*** Block opens ***

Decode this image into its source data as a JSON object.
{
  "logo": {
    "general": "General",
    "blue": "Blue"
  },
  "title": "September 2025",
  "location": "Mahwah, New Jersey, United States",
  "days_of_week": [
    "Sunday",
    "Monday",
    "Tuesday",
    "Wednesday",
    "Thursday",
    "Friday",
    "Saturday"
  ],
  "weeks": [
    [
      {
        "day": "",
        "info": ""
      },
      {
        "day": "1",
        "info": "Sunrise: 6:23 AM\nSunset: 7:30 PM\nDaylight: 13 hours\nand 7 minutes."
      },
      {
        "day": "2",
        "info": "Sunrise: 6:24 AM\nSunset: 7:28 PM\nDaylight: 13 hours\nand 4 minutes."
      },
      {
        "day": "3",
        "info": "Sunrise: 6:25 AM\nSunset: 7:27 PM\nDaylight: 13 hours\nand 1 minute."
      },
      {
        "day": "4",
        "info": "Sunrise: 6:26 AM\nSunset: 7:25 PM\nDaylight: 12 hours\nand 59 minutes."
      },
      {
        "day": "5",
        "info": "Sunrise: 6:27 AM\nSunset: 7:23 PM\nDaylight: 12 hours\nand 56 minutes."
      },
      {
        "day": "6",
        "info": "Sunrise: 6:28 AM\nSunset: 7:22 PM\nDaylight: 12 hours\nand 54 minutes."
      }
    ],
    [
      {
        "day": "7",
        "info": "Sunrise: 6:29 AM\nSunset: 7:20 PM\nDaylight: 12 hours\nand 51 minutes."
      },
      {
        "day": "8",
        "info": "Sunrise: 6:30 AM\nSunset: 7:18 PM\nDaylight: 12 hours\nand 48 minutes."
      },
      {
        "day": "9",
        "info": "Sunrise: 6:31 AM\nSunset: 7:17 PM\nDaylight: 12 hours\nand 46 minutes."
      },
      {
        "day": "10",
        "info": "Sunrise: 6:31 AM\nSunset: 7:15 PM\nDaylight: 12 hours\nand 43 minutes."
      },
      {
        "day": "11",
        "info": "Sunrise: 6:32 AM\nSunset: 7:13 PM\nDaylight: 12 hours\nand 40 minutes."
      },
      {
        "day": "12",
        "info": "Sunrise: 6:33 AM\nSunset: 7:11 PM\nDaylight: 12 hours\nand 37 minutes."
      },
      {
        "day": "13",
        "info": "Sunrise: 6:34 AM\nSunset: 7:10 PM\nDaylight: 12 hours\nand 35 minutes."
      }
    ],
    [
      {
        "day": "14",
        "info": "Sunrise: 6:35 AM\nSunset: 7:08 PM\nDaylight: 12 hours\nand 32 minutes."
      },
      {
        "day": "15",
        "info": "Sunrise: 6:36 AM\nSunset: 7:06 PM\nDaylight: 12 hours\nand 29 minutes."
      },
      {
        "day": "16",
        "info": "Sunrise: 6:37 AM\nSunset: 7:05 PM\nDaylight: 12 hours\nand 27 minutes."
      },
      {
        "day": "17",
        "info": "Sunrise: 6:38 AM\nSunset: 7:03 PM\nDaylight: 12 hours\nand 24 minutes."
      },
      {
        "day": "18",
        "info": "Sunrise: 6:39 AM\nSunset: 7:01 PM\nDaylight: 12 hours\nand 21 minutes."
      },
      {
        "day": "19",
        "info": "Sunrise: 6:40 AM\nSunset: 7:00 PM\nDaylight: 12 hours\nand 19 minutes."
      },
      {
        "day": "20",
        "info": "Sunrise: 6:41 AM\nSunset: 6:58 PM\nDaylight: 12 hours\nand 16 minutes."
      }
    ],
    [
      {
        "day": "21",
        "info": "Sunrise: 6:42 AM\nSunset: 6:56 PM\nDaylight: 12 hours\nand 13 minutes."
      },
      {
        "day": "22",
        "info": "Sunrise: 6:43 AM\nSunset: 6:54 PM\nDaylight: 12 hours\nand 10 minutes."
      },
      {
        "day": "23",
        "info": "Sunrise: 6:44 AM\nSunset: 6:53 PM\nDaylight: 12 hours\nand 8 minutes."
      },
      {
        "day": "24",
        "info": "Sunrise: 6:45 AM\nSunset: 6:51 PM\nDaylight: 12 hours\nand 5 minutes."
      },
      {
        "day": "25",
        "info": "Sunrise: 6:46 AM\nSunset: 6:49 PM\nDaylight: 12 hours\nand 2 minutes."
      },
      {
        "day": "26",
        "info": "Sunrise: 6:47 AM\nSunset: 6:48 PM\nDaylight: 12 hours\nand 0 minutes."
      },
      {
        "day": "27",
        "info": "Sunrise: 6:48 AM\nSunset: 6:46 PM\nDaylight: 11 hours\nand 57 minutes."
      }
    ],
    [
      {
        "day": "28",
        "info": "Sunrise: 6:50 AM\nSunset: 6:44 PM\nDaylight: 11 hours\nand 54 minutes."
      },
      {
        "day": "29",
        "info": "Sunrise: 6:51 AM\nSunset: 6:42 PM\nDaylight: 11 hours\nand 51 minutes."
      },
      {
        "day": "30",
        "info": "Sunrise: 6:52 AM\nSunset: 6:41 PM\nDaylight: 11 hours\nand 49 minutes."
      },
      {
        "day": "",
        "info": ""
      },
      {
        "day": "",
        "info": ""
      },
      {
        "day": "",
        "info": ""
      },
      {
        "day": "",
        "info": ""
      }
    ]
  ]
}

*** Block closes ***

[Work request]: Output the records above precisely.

[Result]:
Decode this image into its source data as a JSON object.
{
  "logo": {
    "general": "General",
    "blue": "Blue"
  },
  "title": "September 2025",
  "location": "Mahwah, New Jersey, United States",
  "days_of_week": [
    "Sunday",
    "Monday",
    "Tuesday",
    "Wednesday",
    "Thursday",
    "Friday",
    "Saturday"
  ],
  "weeks": [
    [
      {
        "day": "",
        "info": ""
      },
      {
        "day": "1",
        "info": "Sunrise: 6:23 AM\nSunset: 7:30 PM\nDaylight: 13 hours\nand 7 minutes."
      },
      {
        "day": "2",
        "info": "Sunrise: 6:24 AM\nSunset: 7:28 PM\nDaylight: 13 hours\nand 4 minutes."
      },
      {
        "day": "3",
        "info": "Sunrise: 6:25 AM\nSunset: 7:27 PM\nDaylight: 13 hours\nand 1 minute."
      },
      {
        "day": "4",
        "info": "Sunrise: 6:26 AM\nSunset: 7:25 PM\nDaylight: 12 hours\nand 59 minutes."
      },
      {
        "day": "5",
        "info": "Sunrise: 6:27 AM\nSunset: 7:23 PM\nDaylight: 12 hours\nand 56 minutes."
      },
      {
        "day": "6",
        "info": "Sunrise: 6:28 AM\nSunset: 7:22 PM\nDaylight: 12 hours\nand 54 minutes."
      }
    ],
    [
      {
        "day": "7",
        "info": "Sunrise: 6:29 AM\nSunset: 7:20 PM\nDaylight: 12 hours\nand 51 minutes."
      },
      {
        "day": "8",
        "info": "Sunrise: 6:30 AM\nSunset: 7:18 PM\nDaylight: 12 hours\nand 48 minutes."
      },
      {
        "day": "9",
        "info": "Sunrise: 6:31 AM\nSunset: 7:17 PM\nDaylight: 12 hours\nand 46 minutes."
      },
      {
        "day": "10",
        "info": "Sunrise: 6:31 AM\nSunset: 7:15 PM\nDaylight: 12 hours\nand 43 minutes."
      },
      {
        "day": "11",
        "info": "Sunrise: 6:32 AM\nSunset: 7:13 PM\nDaylight: 12 hours\nand 40 minutes."
      },
      {
        "day": "12",
        "info": "Sunrise: 6:33 AM\nSunset: 7:11 PM\nDaylight: 12 hours\nand 37 minutes."
      },
      {
        "day": "13",
        "info": "Sunrise: 6:34 AM\nSunset: 7:10 PM\nDaylight: 12 hours\nand 35 minutes."
      }
    ],
    [
      {
        "day": "14",
        "info": "Sunrise: 6:35 AM\nSunset: 7:08 PM\nDaylight: 12 hours\nand 32 minutes."
      },
      {
        "day": "15",
        "info": "Sunrise: 6:36 AM\nSunset: 7:06 PM\nDaylight: 12 hours\nand 29 minutes."
      },
      {
        "day": "16",
        "info": "Sunrise: 6:37 AM\nSunset: 7:05 PM\nDaylight: 12 hours\nand 27 minutes."
      },
      {
        "day": "17",
        "info": "Sunrise: 6:38 AM\nSunset: 7:03 PM\nDaylight: 12 hours\nand 24 minutes."
      },
      {
        "day": "18",
        "info": "Sunrise: 6:39 AM\nSunset: 7:01 PM\nDaylight: 12 hours\nand 21 minutes."
      },
      {
        "day": "19",
        "info": "Sunrise: 6:40 AM\nSunset: 7:00 PM\nDaylight: 12 hours\nand 19 minutes."
      },
      {
        "day": "20",
        "info": "Sunrise: 6:41 AM\nSunset: 6:58 PM\nDaylight: 12 hours\nand 16 minutes."
      }
    ],
    [
      {
        "day": "21",
        "info": "Sunrise: 6:42 AM\nSunset: 6:56 PM\nDaylight: 12 hours\nand 13 minutes."
      },
      {
        "day": "22",
        "info": "Sunrise: 6:43 AM\nSunset: 6:54 PM\nDaylight: 12 hours\nand 10 minutes."
      },
      {
        "day": "23",
        "info": "Sunrise: 6:44 AM\nSunset: 6:53 PM\nDaylight: 12 hours\nand 8 minutes."
      },
      {
        "day": "24",
        "info": "Sunrise: 6:45 AM\nSunset: 6:51 PM\nDaylight: 12 hours\nand 5 minutes."
      },
      {
        "day": "25",
        "info": "Sunrise: 6:46 AM\nSunset: 6:49 PM\nDaylight: 12 hours\nand 2 minutes."
      },
      {
        "day": "26",
        "info": "Sunrise: 6:47 AM\nSunset: 6:48 PM\nDaylight: 12 hours\nand 0 minutes."
      },
      {
        "day": "27",
        "info": "Sunrise: 6:48 AM\nSunset: 6:46 PM\nDaylight: 11 hours\nand 57 minutes."
      }
    ],
    [
      {
        "day": "28",
        "info": "Sunrise: 6:50 AM\nSunset: 6:44 PM\nDaylight: 11 hours\nand 54 minutes."
      },
      {
        "day": "29",
        "info": "Sunrise: 6:51 AM\nSunset: 6:42 PM\nDaylight: 11 hours\nand 51 minutes."
      },
      {
        "day": "30",
        "info": "Sunrise: 6:52 AM\nSunset: 6:41 PM\nDaylight: 11 hours\nand 49 minutes."
      },
      {
        "day": "",
        "info": ""
      },
      {
        "day": "",
        "info": ""
      },
      {
        "day": "",
        "info": ""
      },
      {
        "day": "",
        "info": ""
      }
    ]
  ]
}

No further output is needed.